Over 70 people who sent personal information to a Commons select committee may have had their data compromised in the recent cyberattack targeting the UK Parliament. Dan Kitwood/Getty Images

More than 70 people who sent personal information to a Commons select committee mailbox have been informed that their data may have been compromised in the recent cyberattack targeting the Houses of Parliament. In June, hackers targeted the British Parliament in a "sustained and determined" 12-hour-long cyberattack that breached less than 0.5% of parliament's 9,000 email addresses.

The House of Commons said 39 email accounts were affected in the cyberattack, including a select committee mailbox that contained emails with personal information. The Commons did not specify which committee was affected.

"In the case of one compromised generic organisational mailbox, a Commons Select Committee mailbox, 77 people have been notified that personal data - information on personal circumstances provided to support the work of the Committee - was contained in the mailbox and so may be at risk of compromise", the Commons said in an update.

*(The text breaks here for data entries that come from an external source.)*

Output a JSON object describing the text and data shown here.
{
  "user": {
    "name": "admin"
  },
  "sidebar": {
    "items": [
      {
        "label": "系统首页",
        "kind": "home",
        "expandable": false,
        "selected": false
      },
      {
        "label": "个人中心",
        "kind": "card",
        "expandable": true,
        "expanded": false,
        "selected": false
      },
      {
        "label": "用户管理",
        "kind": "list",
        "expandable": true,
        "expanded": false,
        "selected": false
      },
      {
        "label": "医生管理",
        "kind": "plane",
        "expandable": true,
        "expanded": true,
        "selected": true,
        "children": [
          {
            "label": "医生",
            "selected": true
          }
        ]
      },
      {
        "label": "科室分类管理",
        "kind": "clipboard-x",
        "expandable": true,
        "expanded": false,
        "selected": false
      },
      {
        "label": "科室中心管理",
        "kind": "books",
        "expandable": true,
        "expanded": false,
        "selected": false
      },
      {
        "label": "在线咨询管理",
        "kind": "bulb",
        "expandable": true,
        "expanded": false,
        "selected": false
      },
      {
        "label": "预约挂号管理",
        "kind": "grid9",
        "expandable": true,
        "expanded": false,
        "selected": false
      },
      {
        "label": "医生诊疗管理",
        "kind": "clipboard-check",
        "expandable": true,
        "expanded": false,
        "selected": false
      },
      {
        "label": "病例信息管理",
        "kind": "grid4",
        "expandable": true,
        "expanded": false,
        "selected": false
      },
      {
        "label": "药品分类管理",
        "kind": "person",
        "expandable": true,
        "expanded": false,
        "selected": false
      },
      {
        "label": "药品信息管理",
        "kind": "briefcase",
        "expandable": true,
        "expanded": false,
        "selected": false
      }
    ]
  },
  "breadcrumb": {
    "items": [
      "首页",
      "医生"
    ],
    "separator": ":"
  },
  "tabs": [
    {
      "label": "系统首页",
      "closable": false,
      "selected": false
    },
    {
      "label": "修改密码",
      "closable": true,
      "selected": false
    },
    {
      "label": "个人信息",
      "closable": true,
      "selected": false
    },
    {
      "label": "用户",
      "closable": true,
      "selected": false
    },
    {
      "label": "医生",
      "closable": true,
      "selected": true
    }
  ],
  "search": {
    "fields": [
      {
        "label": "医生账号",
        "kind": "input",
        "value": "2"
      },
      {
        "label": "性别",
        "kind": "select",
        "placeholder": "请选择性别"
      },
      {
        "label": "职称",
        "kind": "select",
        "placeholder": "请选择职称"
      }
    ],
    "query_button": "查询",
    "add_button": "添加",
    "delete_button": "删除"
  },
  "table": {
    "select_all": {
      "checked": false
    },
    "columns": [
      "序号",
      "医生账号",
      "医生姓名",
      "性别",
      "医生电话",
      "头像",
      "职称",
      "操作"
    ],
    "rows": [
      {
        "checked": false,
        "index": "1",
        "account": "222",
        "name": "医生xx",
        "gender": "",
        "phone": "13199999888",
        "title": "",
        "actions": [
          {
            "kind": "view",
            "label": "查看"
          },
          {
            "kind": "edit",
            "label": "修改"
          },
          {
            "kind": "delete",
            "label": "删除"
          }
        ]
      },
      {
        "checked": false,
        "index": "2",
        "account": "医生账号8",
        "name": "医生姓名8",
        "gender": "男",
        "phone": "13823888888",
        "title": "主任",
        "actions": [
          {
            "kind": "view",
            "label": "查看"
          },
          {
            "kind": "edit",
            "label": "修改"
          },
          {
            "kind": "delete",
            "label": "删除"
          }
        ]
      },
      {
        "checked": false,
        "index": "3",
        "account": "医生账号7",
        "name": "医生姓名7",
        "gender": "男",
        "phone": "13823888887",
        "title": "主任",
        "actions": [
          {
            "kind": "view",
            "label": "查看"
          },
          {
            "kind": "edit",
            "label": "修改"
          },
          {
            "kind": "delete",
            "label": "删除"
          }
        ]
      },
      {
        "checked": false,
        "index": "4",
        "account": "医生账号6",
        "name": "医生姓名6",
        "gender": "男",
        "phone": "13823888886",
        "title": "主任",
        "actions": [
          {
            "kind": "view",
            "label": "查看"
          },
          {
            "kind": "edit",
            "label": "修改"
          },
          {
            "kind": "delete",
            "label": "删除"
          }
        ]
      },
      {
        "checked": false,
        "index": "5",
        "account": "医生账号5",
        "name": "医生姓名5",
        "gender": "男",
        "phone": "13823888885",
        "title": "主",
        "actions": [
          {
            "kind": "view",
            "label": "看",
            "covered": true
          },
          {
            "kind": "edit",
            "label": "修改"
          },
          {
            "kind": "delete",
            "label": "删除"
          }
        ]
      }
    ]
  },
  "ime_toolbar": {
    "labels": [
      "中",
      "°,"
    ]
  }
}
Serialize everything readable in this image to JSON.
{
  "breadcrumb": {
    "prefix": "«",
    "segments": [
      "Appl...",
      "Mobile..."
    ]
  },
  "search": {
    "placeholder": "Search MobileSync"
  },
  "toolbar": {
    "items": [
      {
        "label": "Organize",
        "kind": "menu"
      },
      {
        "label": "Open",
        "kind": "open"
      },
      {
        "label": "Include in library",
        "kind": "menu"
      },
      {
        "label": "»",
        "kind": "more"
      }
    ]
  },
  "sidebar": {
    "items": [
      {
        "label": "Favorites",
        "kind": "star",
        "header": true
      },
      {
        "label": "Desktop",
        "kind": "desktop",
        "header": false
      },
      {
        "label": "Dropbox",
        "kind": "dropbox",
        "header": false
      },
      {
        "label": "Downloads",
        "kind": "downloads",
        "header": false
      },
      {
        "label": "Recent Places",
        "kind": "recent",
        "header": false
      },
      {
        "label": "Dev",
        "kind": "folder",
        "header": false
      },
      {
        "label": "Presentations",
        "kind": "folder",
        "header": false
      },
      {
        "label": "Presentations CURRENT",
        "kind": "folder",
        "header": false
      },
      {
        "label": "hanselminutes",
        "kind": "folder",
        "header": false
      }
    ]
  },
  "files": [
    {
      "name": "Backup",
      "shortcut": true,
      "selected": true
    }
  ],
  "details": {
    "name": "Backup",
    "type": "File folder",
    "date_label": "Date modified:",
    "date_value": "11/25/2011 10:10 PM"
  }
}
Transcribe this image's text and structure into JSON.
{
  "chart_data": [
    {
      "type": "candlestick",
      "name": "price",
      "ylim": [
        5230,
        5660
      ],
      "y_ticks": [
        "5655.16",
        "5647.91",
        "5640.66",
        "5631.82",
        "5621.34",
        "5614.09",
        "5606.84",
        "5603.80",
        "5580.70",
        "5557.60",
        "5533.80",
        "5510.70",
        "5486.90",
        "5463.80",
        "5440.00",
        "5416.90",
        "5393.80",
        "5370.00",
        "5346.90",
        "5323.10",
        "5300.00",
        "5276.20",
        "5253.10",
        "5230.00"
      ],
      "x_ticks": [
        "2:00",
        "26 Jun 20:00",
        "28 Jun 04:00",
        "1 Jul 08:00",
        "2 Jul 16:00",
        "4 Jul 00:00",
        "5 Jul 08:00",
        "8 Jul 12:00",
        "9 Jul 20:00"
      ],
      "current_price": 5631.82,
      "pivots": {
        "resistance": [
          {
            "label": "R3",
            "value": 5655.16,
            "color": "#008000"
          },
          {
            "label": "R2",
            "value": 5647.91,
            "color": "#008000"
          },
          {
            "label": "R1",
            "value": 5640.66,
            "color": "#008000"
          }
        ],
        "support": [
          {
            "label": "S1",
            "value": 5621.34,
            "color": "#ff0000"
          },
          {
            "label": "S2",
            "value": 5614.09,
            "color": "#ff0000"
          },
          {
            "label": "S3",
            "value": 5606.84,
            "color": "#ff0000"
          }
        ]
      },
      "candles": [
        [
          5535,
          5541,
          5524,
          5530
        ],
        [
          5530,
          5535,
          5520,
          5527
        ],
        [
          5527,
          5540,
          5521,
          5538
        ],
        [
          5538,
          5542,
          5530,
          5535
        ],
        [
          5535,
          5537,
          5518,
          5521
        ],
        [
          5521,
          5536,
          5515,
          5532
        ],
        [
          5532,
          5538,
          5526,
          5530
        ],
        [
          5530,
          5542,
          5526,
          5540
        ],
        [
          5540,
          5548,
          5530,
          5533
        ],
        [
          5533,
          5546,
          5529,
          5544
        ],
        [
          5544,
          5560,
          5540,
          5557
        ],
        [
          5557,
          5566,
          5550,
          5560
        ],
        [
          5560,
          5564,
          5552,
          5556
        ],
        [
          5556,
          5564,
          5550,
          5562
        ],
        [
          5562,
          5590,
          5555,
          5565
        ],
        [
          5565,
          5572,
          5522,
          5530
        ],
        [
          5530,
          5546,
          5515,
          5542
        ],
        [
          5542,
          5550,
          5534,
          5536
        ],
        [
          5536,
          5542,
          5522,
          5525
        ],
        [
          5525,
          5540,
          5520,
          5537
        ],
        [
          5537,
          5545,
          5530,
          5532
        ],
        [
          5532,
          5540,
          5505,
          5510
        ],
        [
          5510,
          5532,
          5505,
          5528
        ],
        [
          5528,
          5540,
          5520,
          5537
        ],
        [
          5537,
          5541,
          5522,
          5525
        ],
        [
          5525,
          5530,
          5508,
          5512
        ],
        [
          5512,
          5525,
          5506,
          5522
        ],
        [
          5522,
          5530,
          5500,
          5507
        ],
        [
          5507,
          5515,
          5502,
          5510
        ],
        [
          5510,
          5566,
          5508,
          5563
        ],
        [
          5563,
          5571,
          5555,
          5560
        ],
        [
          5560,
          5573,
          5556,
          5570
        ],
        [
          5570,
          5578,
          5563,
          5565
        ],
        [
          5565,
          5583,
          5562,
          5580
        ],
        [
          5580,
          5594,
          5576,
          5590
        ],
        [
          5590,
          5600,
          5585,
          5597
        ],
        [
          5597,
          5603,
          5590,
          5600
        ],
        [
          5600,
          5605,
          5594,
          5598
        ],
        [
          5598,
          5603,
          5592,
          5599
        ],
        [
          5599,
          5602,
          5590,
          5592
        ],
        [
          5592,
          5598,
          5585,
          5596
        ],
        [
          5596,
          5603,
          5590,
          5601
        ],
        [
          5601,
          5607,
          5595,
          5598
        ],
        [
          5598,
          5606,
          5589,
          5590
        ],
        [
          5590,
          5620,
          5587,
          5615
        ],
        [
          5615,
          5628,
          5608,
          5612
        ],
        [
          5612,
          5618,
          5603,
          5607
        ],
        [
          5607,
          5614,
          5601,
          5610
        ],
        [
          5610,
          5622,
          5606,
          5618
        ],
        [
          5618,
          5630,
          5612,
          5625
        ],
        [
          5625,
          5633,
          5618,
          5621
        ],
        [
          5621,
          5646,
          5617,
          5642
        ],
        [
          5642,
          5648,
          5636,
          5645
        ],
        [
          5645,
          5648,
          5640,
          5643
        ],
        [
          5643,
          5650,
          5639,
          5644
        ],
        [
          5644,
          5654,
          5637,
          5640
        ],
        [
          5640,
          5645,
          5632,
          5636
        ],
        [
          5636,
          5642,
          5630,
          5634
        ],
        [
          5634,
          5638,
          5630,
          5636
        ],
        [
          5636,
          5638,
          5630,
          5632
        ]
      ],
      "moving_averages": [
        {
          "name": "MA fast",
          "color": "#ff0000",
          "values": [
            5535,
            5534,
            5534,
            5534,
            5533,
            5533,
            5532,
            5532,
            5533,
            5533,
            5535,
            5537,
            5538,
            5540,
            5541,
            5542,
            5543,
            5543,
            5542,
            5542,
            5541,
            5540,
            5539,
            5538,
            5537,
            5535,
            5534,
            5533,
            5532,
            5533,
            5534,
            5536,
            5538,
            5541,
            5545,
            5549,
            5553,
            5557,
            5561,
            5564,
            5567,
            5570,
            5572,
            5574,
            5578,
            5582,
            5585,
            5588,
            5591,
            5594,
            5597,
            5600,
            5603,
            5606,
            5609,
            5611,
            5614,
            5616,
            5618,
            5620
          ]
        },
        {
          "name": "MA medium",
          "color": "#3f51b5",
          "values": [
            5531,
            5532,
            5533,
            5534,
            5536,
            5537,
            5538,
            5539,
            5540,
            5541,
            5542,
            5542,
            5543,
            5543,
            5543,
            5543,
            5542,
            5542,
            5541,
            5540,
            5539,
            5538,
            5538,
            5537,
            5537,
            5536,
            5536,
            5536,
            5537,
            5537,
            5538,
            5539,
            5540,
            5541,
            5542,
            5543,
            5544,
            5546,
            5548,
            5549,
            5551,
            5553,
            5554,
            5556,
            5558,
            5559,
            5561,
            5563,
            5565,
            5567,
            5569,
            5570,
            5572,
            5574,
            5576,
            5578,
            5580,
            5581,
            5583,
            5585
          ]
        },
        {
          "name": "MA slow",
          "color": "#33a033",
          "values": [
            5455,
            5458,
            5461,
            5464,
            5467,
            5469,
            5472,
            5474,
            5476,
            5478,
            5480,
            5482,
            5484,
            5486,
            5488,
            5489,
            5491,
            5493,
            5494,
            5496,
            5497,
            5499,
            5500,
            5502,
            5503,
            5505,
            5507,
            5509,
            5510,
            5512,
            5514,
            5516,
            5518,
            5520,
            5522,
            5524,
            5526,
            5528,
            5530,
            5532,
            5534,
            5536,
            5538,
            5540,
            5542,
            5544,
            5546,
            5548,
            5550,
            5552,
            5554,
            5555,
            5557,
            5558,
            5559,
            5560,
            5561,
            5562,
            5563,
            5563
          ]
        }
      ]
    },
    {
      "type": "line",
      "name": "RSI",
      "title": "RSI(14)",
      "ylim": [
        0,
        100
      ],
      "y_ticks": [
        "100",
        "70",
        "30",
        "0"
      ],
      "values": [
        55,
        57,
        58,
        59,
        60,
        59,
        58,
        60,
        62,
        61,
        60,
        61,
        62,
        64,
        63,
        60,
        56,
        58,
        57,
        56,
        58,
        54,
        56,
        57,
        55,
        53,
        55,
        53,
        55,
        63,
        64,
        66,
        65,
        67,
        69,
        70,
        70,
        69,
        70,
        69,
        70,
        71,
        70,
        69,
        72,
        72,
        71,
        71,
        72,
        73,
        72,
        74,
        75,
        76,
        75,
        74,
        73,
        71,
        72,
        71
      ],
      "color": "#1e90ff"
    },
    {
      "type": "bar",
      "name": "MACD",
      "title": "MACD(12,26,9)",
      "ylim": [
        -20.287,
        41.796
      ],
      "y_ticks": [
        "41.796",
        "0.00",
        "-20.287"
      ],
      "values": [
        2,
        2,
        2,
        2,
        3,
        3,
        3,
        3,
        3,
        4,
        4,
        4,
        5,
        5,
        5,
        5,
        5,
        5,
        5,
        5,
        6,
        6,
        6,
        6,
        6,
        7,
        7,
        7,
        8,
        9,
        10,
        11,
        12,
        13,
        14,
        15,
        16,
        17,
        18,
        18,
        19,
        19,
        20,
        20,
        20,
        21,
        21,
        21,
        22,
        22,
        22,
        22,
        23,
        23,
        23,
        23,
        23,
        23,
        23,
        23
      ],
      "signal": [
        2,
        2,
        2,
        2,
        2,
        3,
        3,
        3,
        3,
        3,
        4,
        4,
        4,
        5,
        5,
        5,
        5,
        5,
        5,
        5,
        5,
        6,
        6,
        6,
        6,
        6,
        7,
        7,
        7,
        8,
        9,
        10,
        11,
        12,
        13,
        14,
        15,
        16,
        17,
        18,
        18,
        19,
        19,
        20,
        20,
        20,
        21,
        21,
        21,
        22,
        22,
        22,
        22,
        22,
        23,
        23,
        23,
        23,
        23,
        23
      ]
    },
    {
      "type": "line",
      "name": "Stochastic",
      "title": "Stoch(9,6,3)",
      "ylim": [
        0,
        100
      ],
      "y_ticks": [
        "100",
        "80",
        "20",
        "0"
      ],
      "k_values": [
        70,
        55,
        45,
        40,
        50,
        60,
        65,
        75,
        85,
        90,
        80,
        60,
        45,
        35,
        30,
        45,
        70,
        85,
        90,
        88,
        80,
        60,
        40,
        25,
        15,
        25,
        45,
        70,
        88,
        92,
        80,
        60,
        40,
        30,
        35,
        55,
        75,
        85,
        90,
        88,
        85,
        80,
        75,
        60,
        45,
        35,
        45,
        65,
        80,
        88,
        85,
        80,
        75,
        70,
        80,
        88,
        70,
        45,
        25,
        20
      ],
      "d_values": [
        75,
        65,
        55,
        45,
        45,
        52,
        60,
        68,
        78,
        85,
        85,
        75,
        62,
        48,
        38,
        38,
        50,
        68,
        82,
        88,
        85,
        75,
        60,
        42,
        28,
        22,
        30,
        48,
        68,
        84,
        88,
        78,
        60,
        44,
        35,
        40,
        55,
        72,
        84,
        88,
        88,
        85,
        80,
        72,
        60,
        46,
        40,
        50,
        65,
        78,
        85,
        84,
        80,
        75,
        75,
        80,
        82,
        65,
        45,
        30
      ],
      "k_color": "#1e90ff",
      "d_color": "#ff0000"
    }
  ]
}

Both the House of Commons and House of Lords have notified the Information Commissioner's Office of the data breach.

The Commons said 26 people had their accounts compromised in the attack, including six MPs and ten MPs' staffers, a member of the House of Lords and one member of their staff as well as five personnel from the House of Commons Administration.

The parliamentary account holders affected in the attack have not been identified.

Officials said hackers targeted parliamentary accounts with "weak" passwords that "did not conform to guidance."

"These compromises were made possible by the use of passwords that were compliant with the technical controls in place but did not conform to guidance issued by the Parliamentary Digital Service", the Commons said. "Three of the six MPs had accounts compromised because their mailboxes were linked to their members of staff whose passwords were compromised.

"We have invested heavily in cyber security measures and will continue to do so. A series of technology changes – including multi-factor authentication – have already been made to increase security."

The National Crime Agency and National Cyber Security Centre are currently investigating the cyberattack and the perpetrators behind it.